◆ Assignment
In the records below, find every line that contains "JSON" and list it.

Dataset rows for apps and sites
'''

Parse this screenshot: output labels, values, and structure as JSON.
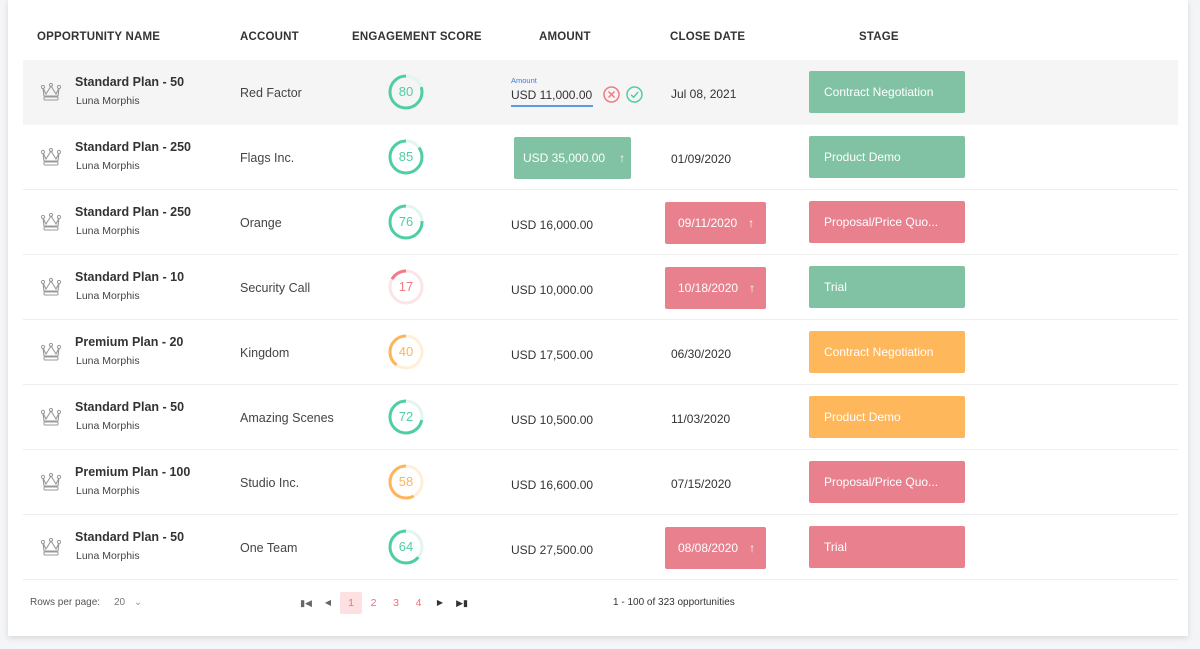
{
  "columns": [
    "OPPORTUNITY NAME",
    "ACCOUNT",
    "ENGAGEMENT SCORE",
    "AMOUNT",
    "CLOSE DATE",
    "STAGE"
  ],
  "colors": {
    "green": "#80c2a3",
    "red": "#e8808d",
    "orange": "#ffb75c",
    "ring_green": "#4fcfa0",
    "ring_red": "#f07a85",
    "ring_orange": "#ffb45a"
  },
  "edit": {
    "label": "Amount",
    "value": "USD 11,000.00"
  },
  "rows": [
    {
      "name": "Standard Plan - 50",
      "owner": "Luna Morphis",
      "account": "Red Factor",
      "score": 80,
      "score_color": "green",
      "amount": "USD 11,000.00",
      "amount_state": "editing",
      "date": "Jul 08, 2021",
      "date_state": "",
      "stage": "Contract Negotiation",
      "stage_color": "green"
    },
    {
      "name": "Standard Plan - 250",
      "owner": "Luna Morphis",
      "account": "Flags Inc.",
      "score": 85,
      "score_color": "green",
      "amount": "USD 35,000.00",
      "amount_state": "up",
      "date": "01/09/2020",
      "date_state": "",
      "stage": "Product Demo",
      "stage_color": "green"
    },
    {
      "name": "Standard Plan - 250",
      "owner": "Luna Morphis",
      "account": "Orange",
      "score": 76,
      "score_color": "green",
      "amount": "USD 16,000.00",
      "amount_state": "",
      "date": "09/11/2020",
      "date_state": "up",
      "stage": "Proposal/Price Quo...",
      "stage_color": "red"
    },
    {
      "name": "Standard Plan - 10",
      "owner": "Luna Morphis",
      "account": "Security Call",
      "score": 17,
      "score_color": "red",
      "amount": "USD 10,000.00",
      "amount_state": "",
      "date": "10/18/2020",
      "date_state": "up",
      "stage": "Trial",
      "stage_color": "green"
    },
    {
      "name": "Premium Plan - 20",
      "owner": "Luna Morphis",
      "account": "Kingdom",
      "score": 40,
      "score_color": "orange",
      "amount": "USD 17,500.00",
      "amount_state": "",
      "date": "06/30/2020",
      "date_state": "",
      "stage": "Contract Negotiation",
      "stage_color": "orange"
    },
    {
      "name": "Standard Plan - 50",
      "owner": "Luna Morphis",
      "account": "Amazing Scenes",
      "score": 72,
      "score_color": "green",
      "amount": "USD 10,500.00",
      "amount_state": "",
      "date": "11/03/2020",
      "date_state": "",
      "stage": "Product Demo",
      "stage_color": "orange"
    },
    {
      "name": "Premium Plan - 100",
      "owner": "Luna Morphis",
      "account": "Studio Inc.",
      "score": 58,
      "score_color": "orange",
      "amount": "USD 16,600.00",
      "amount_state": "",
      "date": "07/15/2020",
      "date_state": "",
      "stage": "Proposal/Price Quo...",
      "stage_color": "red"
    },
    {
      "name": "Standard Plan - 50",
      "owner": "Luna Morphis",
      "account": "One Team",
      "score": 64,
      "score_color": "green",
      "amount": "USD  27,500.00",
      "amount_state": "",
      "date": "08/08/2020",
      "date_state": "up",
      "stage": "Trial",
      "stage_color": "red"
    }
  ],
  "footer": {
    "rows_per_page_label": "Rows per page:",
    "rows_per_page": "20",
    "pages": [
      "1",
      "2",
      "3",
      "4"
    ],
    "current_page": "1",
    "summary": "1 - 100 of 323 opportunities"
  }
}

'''
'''

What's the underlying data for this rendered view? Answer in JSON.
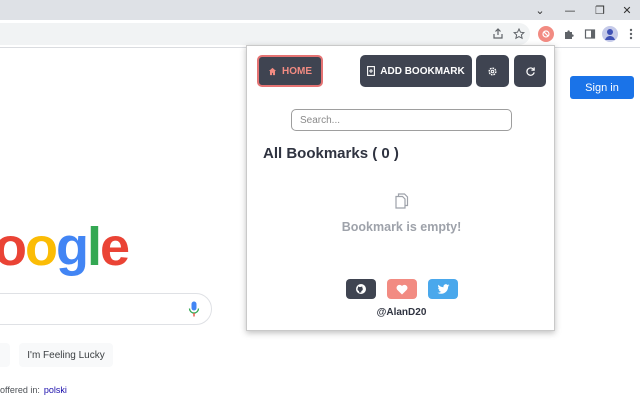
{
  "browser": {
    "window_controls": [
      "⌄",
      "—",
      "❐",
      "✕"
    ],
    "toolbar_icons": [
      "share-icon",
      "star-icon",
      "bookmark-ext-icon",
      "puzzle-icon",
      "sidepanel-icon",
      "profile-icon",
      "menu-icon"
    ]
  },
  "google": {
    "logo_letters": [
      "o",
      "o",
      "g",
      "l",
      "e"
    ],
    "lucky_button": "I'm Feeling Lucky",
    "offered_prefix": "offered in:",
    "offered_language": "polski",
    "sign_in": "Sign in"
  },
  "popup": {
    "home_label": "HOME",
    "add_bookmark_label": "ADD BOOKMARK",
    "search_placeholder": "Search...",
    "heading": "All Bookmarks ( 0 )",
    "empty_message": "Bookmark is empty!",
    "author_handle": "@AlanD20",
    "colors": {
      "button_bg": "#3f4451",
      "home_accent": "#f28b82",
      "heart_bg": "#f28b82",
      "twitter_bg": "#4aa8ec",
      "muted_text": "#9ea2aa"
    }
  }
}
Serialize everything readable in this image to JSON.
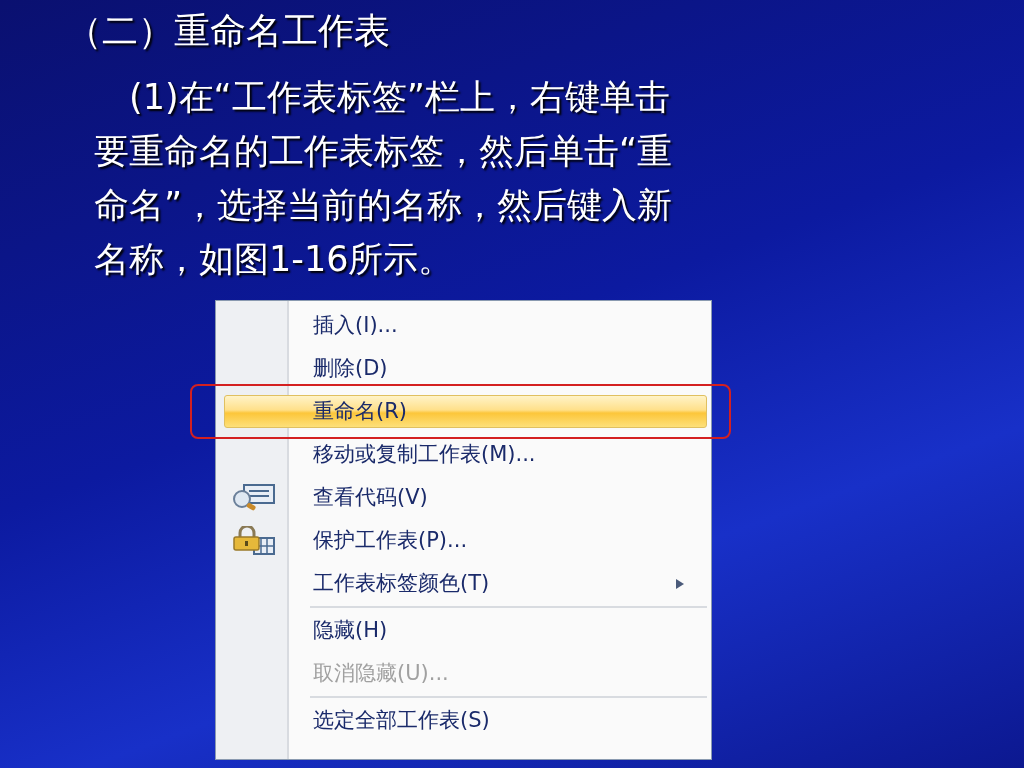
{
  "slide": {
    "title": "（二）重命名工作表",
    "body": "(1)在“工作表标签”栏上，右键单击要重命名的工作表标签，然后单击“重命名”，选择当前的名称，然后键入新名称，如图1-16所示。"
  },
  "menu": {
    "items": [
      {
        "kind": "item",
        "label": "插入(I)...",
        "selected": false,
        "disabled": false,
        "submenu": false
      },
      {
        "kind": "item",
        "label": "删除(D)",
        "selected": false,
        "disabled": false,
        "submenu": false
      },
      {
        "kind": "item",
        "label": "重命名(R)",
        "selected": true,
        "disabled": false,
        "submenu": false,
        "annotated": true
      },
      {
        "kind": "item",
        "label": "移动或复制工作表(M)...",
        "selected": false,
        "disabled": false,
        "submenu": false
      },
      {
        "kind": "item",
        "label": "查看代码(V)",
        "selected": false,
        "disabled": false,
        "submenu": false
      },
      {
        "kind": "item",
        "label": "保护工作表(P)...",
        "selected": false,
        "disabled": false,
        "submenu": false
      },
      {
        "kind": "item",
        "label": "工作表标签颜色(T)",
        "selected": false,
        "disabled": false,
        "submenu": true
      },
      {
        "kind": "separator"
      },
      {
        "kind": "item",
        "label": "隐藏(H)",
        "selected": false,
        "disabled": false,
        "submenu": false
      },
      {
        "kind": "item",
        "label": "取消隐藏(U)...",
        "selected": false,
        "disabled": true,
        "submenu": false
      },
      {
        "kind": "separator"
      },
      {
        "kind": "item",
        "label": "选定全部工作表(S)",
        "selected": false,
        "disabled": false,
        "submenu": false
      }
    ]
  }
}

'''
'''

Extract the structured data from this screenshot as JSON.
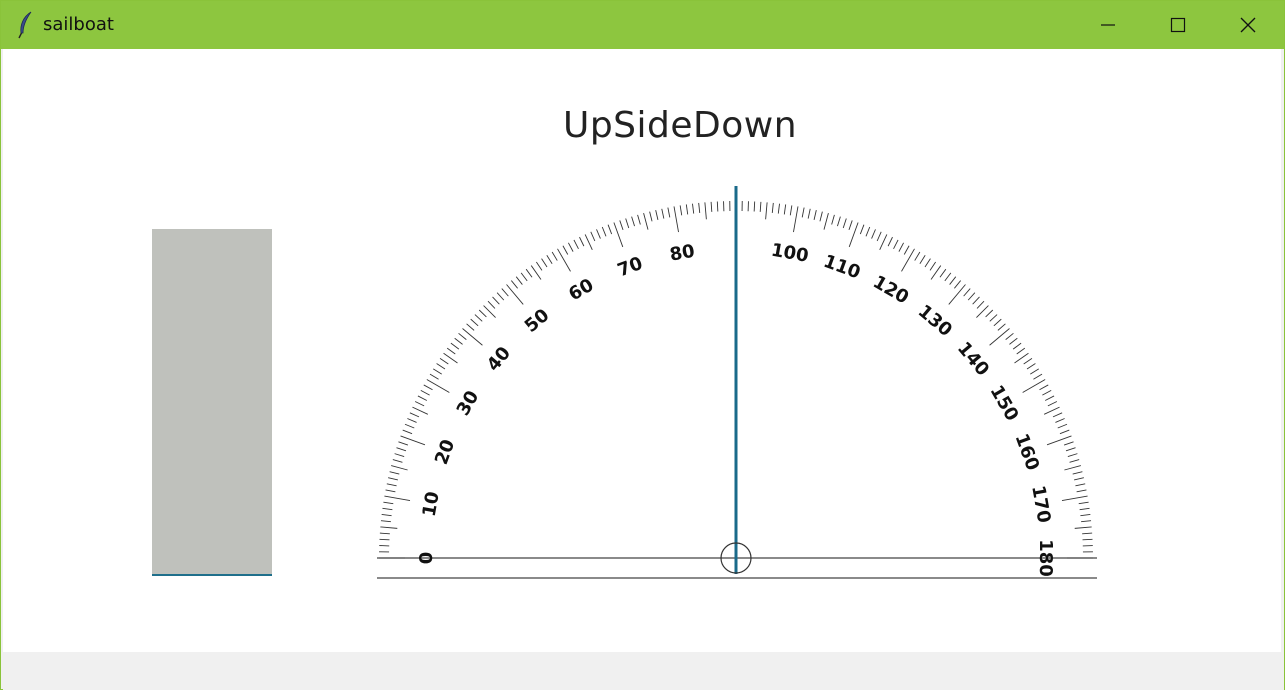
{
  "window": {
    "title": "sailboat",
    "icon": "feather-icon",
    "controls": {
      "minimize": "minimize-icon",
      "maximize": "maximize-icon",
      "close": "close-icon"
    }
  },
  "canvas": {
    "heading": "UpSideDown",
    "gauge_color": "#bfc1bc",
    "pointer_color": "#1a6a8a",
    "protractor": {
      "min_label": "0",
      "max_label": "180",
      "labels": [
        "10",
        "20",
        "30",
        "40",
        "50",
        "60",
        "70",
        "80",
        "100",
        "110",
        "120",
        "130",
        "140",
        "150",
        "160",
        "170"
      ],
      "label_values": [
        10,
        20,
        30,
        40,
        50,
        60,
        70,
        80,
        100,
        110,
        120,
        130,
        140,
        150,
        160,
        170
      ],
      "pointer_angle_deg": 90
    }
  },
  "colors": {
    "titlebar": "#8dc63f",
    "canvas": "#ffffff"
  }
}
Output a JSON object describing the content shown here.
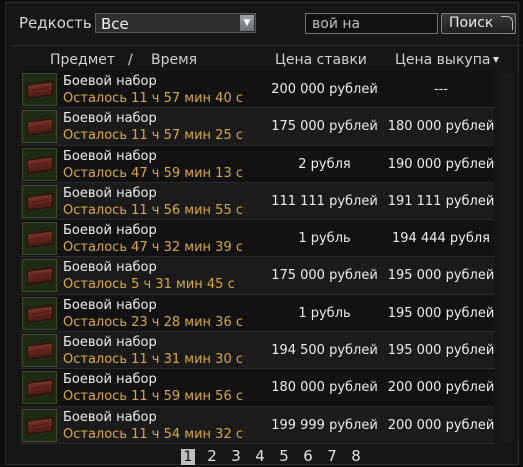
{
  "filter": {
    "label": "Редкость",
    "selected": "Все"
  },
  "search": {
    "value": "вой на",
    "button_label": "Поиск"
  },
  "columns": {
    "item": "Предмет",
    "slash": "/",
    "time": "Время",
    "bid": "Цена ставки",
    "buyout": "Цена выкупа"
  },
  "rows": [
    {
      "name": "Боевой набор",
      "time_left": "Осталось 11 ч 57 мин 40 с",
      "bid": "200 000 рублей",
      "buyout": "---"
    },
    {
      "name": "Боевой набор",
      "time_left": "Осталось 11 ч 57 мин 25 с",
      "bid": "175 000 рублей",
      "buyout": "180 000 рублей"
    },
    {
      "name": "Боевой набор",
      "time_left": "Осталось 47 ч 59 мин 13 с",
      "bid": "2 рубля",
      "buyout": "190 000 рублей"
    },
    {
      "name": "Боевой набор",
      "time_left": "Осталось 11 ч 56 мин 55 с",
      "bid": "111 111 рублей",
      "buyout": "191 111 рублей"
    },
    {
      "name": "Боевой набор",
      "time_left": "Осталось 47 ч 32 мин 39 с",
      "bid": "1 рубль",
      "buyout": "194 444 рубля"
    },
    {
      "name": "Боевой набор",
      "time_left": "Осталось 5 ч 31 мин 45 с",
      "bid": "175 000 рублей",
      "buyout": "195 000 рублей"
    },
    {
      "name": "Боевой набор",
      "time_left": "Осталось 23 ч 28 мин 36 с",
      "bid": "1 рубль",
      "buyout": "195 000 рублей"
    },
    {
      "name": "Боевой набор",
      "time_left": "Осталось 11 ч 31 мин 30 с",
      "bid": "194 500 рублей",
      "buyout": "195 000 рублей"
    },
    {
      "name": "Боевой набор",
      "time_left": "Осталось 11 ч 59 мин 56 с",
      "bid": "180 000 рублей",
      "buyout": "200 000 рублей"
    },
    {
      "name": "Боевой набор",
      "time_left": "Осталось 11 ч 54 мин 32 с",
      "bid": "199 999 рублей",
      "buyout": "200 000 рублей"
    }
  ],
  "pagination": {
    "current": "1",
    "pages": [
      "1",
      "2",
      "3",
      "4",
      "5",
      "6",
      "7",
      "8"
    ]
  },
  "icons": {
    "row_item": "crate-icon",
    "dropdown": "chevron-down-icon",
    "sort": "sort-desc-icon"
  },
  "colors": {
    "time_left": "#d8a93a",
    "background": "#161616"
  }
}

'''

◆ Answer space
Parse this screenshot: output labels, values, and structure as JSON.
What's the underlying data for this rendered view? Answer in JSON.
Serialize everything readable in this image to JSON.
Extract the structured data from this screenshot as JSON.
Output a JSON object describing the content shown here.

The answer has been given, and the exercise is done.